Kothari also advises against the roadside fruit juice vendor that finds its customer base queuing in summers. The fruit juice vendor is a popular breaking place for office colleagues and students. Strategically, they are located in residential areas, near offices and colleges to draw the crowds. However, what might seem like a healthy drink and an alternative to soft drinks can also prove to be unhygienic and devoid of nutrition. Avoid them unless the heat is getting to you—then a juice may help cool the body, she adds. She suggests building habits to avoid sugar bombs impacting body and weight gain. The so-called energy drinks should also be avoided as they have excess sodium and are more toxic than giving any nutrients to the body.
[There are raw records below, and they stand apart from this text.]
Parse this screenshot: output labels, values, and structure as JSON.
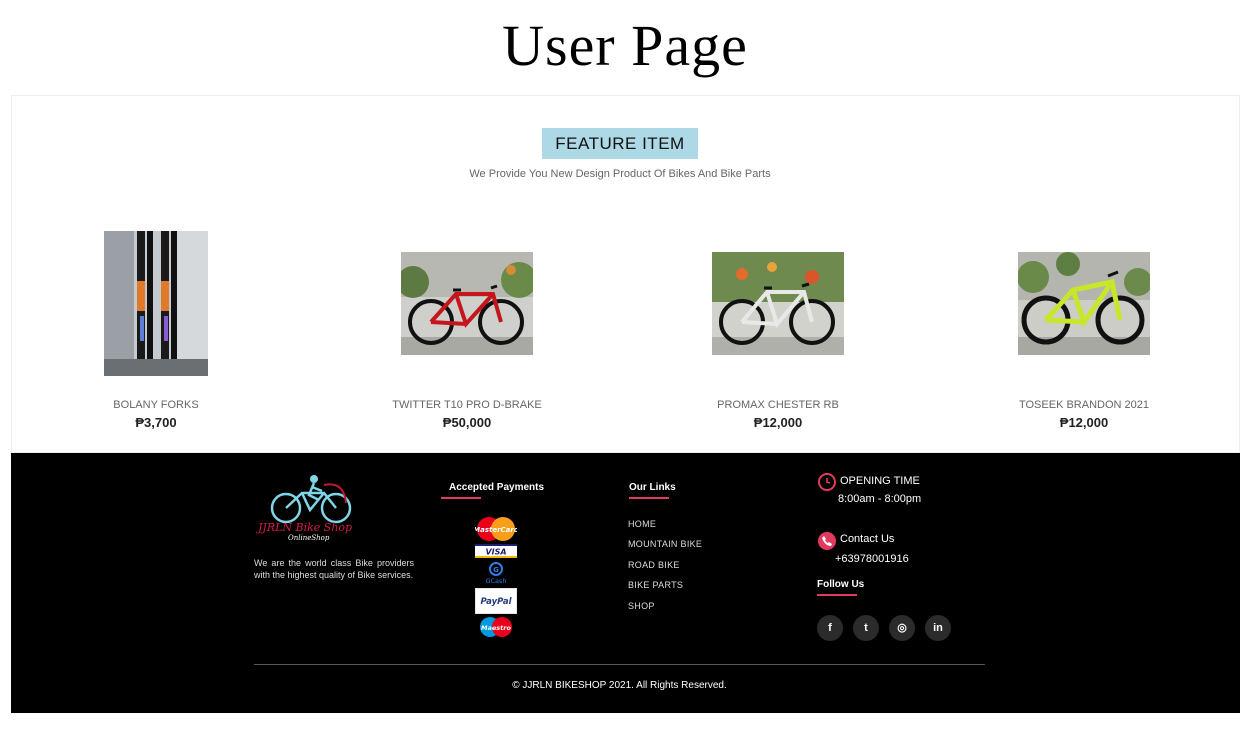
{
  "page": {
    "heading": "User Page"
  },
  "feature": {
    "badge": "FEATURE ITEM",
    "subtitle": "We Provide You New Design Product Of Bikes And Bike Parts"
  },
  "products": [
    {
      "name": "BOLANY FORKS",
      "price": "₱3,700"
    },
    {
      "name": "TWITTER T10 PRO D-BRAKE",
      "price": "₱50,000"
    },
    {
      "name": "PROMAX CHESTER RB",
      "price": "₱12,000"
    },
    {
      "name": "TOSEEK BRANDON 2021",
      "price": "₱12,000"
    }
  ],
  "footer": {
    "logo": {
      "name": "JJRLN Bike Shop",
      "tagline": "OnlineShop"
    },
    "about": "We are the world class Bike providers with the highest quality of Bike services.",
    "payments": {
      "title": "Accepted Payments",
      "methods": [
        "MasterCard",
        "VISA",
        "GCash",
        "PayPal",
        "Maestro"
      ]
    },
    "links": {
      "title": "Our Links",
      "items": [
        "HOME",
        "MOUNTAIN BIKE",
        "ROAD BIKE",
        "BIKE PARTS",
        "SHOP"
      ]
    },
    "contact": {
      "opening_title": "OPENING TIME",
      "opening_value": "8:00am - 8:00pm",
      "contact_title": "Contact Us",
      "contact_value": "+63978001916",
      "follow_title": "Follow Us",
      "social": [
        {
          "icon": "facebook-icon",
          "glyph": "f"
        },
        {
          "icon": "twitter-icon",
          "glyph": "t"
        },
        {
          "icon": "instagram-icon",
          "glyph": "◎"
        },
        {
          "icon": "linkedin-icon",
          "glyph": "in"
        }
      ]
    },
    "copyright": "© JJRLN BIKESHOP 2021. All Rights Reserved."
  },
  "colors": {
    "badge_bg": "#add8e6",
    "accent": "#e23a5f",
    "footer_bg": "#000000"
  }
}
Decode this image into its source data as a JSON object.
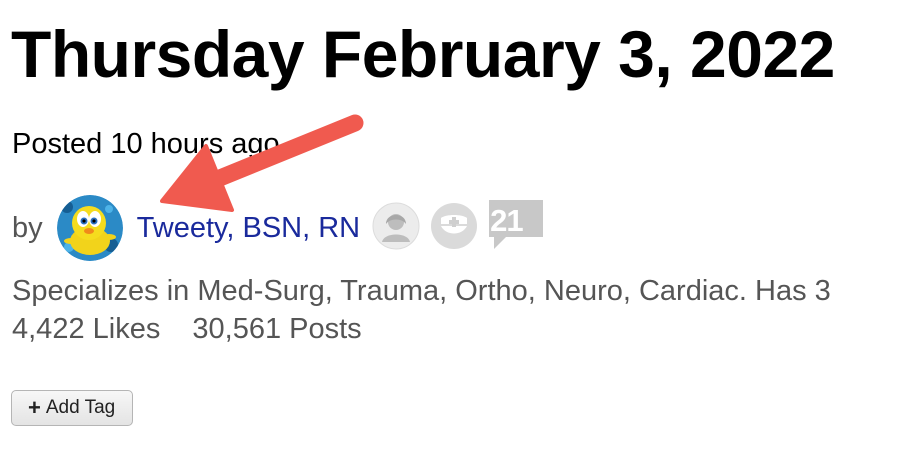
{
  "post": {
    "date_title": "Thursday February 3, 2022",
    "posted_text": "Posted 10 hours ago"
  },
  "author": {
    "by_label": "by",
    "name": "Tweety, BSN, RN",
    "years_badge": "21",
    "specialty": "Specializes in Med-Surg, Trauma, Ortho, Neuro, Cardiac. Has 3",
    "likes": "4,422 Likes",
    "posts": "30,561 Posts"
  },
  "actions": {
    "add_tag_label": "Add Tag"
  },
  "colors": {
    "link": "#1a2a9c",
    "muted_text": "#555555",
    "annotation_arrow": "#f05a4f"
  }
}
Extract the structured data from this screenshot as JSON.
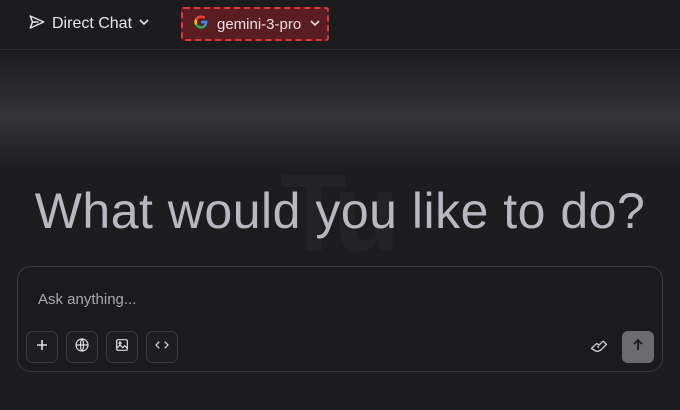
{
  "header": {
    "mode_label": "Direct Chat",
    "model_label": "gemini-3-pro"
  },
  "hero": {
    "headline": "What would you like to do?",
    "watermark": "Tu"
  },
  "composer": {
    "placeholder": "Ask anything..."
  },
  "icons": {
    "mode": "send-icon",
    "mode_chevron": "chevron-down-icon",
    "model": "google-icon",
    "model_chevron": "chevron-down-icon",
    "add": "plus-icon",
    "web": "globe-icon",
    "image": "image-icon",
    "code": "code-icon",
    "tools": "hand-icon",
    "send": "arrow-up-icon"
  },
  "colors": {
    "background": "#1d1d20",
    "highlight_border": "#e2373f",
    "highlight_fill": "#5a1d22",
    "send_button": "#6b6b70"
  }
}
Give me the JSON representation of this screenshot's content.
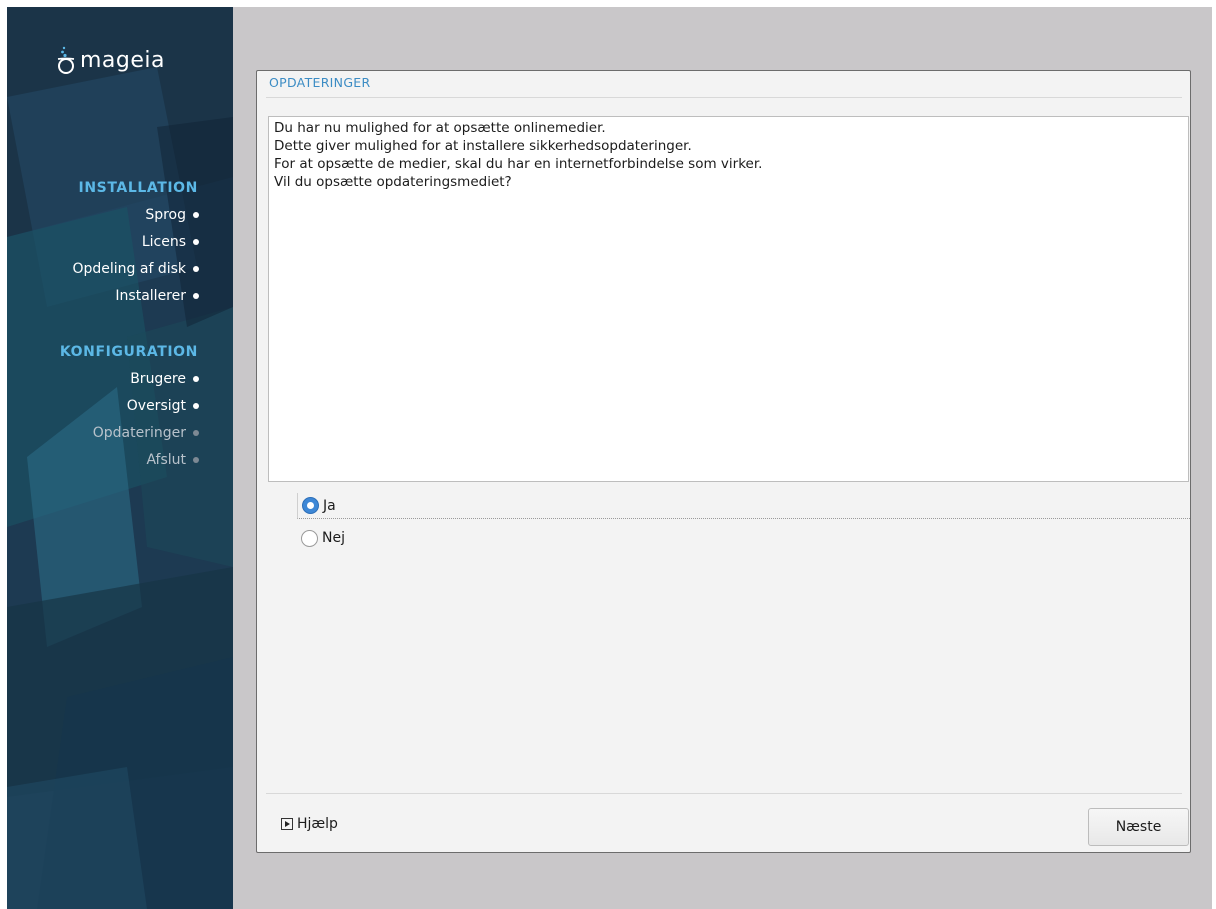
{
  "brand": {
    "logo_text": "mageia"
  },
  "sidebar": {
    "sections": [
      {
        "heading": "INSTALLATION",
        "items": [
          {
            "label": "Sprog",
            "status": "done"
          },
          {
            "label": "Licens",
            "status": "done"
          },
          {
            "label": "Opdeling af disk",
            "status": "done"
          },
          {
            "label": "Installerer",
            "status": "done"
          }
        ]
      },
      {
        "heading": "KONFIGURATION",
        "items": [
          {
            "label": "Brugere",
            "status": "done"
          },
          {
            "label": "Oversigt",
            "status": "done"
          },
          {
            "label": "Opdateringer",
            "status": "current"
          },
          {
            "label": "Afslut",
            "status": "pending"
          }
        ]
      }
    ]
  },
  "panel": {
    "title": "OPDATERINGER",
    "message_lines": [
      "Du har nu mulighed for at opsætte onlinemedier.",
      "Dette giver mulighed for at installere sikkerhedsopdateringer.",
      "For at opsætte de medier, skal du har en internetforbindelse som virker.",
      "Vil du opsætte opdateringsmediet?"
    ],
    "options": [
      {
        "label": "Ja",
        "selected": true
      },
      {
        "label": "Nej",
        "selected": false
      }
    ],
    "help_label": "Hjælp",
    "next_label": "Næste"
  },
  "colors": {
    "accent": "#3c8cc4",
    "heading": "#5cb8e6",
    "radio_selected": "#3d87d6",
    "sidebar_bg": "#1e3a52",
    "desktop_bg": "#c9c7c9"
  }
}
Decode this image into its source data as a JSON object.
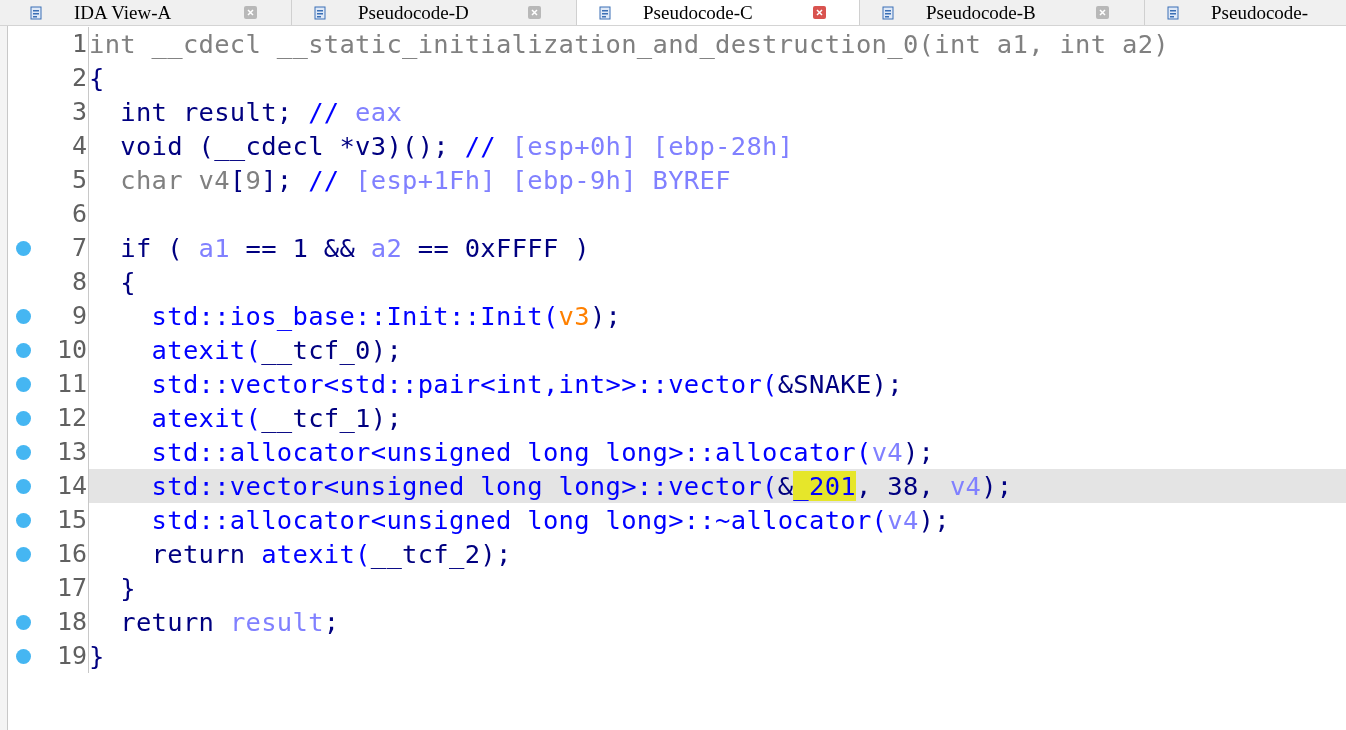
{
  "tabs": [
    {
      "label": "IDA View-A",
      "selected": false
    },
    {
      "label": "Pseudocode-D",
      "selected": false
    },
    {
      "label": "Pseudocode-C",
      "selected": true
    },
    {
      "label": "Pseudocode-B",
      "selected": false
    },
    {
      "label": "Pseudocode-",
      "selected": false
    }
  ],
  "code_lines": [
    {
      "number": "1",
      "breakpoint": false,
      "current": false,
      "tokens": [
        {
          "kind": "gray",
          "text": "int __cdecl __static_initialization_and_destruction_0(int a1, int a2)"
        }
      ]
    },
    {
      "number": "2",
      "breakpoint": false,
      "current": false,
      "tokens": [
        {
          "kind": "plain",
          "text": "{"
        }
      ]
    },
    {
      "number": "3",
      "breakpoint": false,
      "current": false,
      "tokens": [
        {
          "kind": "plain",
          "text": "  int result; "
        },
        {
          "kind": "comment",
          "text": "// "
        },
        {
          "kind": "var",
          "text": "eax"
        }
      ]
    },
    {
      "number": "4",
      "breakpoint": false,
      "current": false,
      "tokens": [
        {
          "kind": "plain",
          "text": "  void (__cdecl *v3)(); "
        },
        {
          "kind": "comment",
          "text": "// "
        },
        {
          "kind": "var",
          "text": "[esp+0h] [ebp-28h]"
        }
      ]
    },
    {
      "number": "5",
      "breakpoint": false,
      "current": false,
      "tokens": [
        {
          "kind": "gray",
          "text": "  char v4"
        },
        {
          "kind": "plain",
          "text": "["
        },
        {
          "kind": "gray",
          "text": "9"
        },
        {
          "kind": "plain",
          "text": "]; "
        },
        {
          "kind": "comment",
          "text": "// "
        },
        {
          "kind": "var",
          "text": "[esp+1Fh] [ebp-9h] BYREF"
        }
      ]
    },
    {
      "number": "6",
      "breakpoint": false,
      "current": false
    },
    {
      "number": "7",
      "breakpoint": true,
      "current": false,
      "tokens": [
        {
          "kind": "plain",
          "text": "  if ( "
        },
        {
          "kind": "var",
          "text": "a1"
        },
        {
          "kind": "plain",
          "text": " == 1 && "
        },
        {
          "kind": "var",
          "text": "a2"
        },
        {
          "kind": "plain",
          "text": " == 0xFFFF )"
        }
      ]
    },
    {
      "number": "8",
      "breakpoint": false,
      "current": false,
      "tokens": [
        {
          "kind": "plain",
          "text": "  {"
        }
      ]
    },
    {
      "number": "9",
      "breakpoint": true,
      "current": false,
      "tokens": [
        {
          "kind": "call",
          "text": "    std::ios_base::Init::Init("
        },
        {
          "kind": "arg",
          "text": "v3"
        },
        {
          "kind": "plain",
          "text": ");"
        }
      ]
    },
    {
      "number": "10",
      "breakpoint": true,
      "current": false,
      "tokens": [
        {
          "kind": "call",
          "text": "    atexit("
        },
        {
          "kind": "plain",
          "text": "__tcf_0);"
        }
      ]
    },
    {
      "number": "11",
      "breakpoint": true,
      "current": false,
      "tokens": [
        {
          "kind": "call",
          "text": "    std::vector<std::pair<int,int>>::vector("
        },
        {
          "kind": "plain",
          "text": "&SNAKE);"
        }
      ]
    },
    {
      "number": "12",
      "breakpoint": true,
      "current": false,
      "tokens": [
        {
          "kind": "call",
          "text": "    atexit("
        },
        {
          "kind": "plain",
          "text": "__tcf_1);"
        }
      ]
    },
    {
      "number": "13",
      "breakpoint": true,
      "current": false,
      "tokens": [
        {
          "kind": "call",
          "text": "    std::allocator<unsigned long long>::allocator("
        },
        {
          "kind": "var",
          "text": "v4"
        },
        {
          "kind": "plain",
          "text": ");"
        }
      ]
    },
    {
      "number": "14",
      "breakpoint": true,
      "current": true,
      "tokens": [
        {
          "kind": "call",
          "text": "    std::vector<unsigned long long>::vector("
        },
        {
          "kind": "plain",
          "text": "&"
        },
        {
          "kind": "highlight",
          "text": "_201"
        },
        {
          "kind": "plain",
          "text": ", 38, "
        },
        {
          "kind": "var",
          "text": "v4"
        },
        {
          "kind": "plain",
          "text": ");"
        }
      ]
    },
    {
      "number": "15",
      "breakpoint": true,
      "current": false,
      "tokens": [
        {
          "kind": "call",
          "text": "    std::allocator<unsigned long long>::~allocator("
        },
        {
          "kind": "var",
          "text": "v4"
        },
        {
          "kind": "plain",
          "text": ");"
        }
      ]
    },
    {
      "number": "16",
      "breakpoint": true,
      "current": false,
      "tokens": [
        {
          "kind": "plain",
          "text": "    return "
        },
        {
          "kind": "call",
          "text": "atexit("
        },
        {
          "kind": "plain",
          "text": "__tcf_2);"
        }
      ]
    },
    {
      "number": "17",
      "breakpoint": false,
      "current": false,
      "tokens": [
        {
          "kind": "plain",
          "text": "  }"
        }
      ]
    },
    {
      "number": "18",
      "breakpoint": true,
      "current": false,
      "tokens": [
        {
          "kind": "plain",
          "text": "  return "
        },
        {
          "kind": "var",
          "text": "result"
        },
        {
          "kind": "plain",
          "text": ";"
        }
      ]
    },
    {
      "number": "19",
      "breakpoint": true,
      "current": false,
      "tokens": [
        {
          "kind": "plain",
          "text": "}"
        }
      ]
    }
  ]
}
This is the reason why, Dr Khushboo Thakker Garodia, homeopath, trichologist, nutrition and stress management expert, recalls that while growing up parents and grandparents never let us eat fruits that were cut and kept for a while and there was valid scientific reason behind it. “Fruits are a storehouse of antioxidants and as long as they are within a peel and in their full form the antioxidants are contained inside. As soon as we peel and cut them—the antioxidants are lost as they combine with the oxygen in the air. That is why when we eat a fruit as whole the antioxidants oxidise inside the body and not outside. Juicing of fruits (no matter how fresh the fruit, or how expensive your juicer or blender is) robs of all the vitamins and minerals. And even if you add the fibre back to your juice, you have broken its structure and lost the antioxidants in the process. You are now actually drinking a high sugar-coloured water which has lost its nutrients,” she adds.
According to experts, the best way to consume a fruit is to take a bite and chew it. It naturally makes a cold-pressed juice in the mouth
A sherbet made of sabja seeds or kokum, buttermilk, shikanji, thandai, sugarcane juice and aam panna are some of the traditional, healthy and suitable alternatives
Try flavoured water by soaking vetiver roots overnight, preferably in a mud pot, and drink it the next day. You can also try spices steeped in water with fennel and coriander seeds. Hibiscus lemon ice tea is also a good option
Milk-based beverages using coconut, almond and rice milk in a power-packed smoothie or homemade iced latte can also help you beat the heat
Drink a lot of water, coconut water, and have freshly made nimbu paani or shikanji
Fermented juice like kombucha has many health benefits and boosts immunity
Have watery fruits like watermelons, oranges or grapes to beat the heat
Vegetables like cucumber, bottle gourd and ash gourd can be blended with lemon, mint, ginger and black salt to make healthy and delicious juices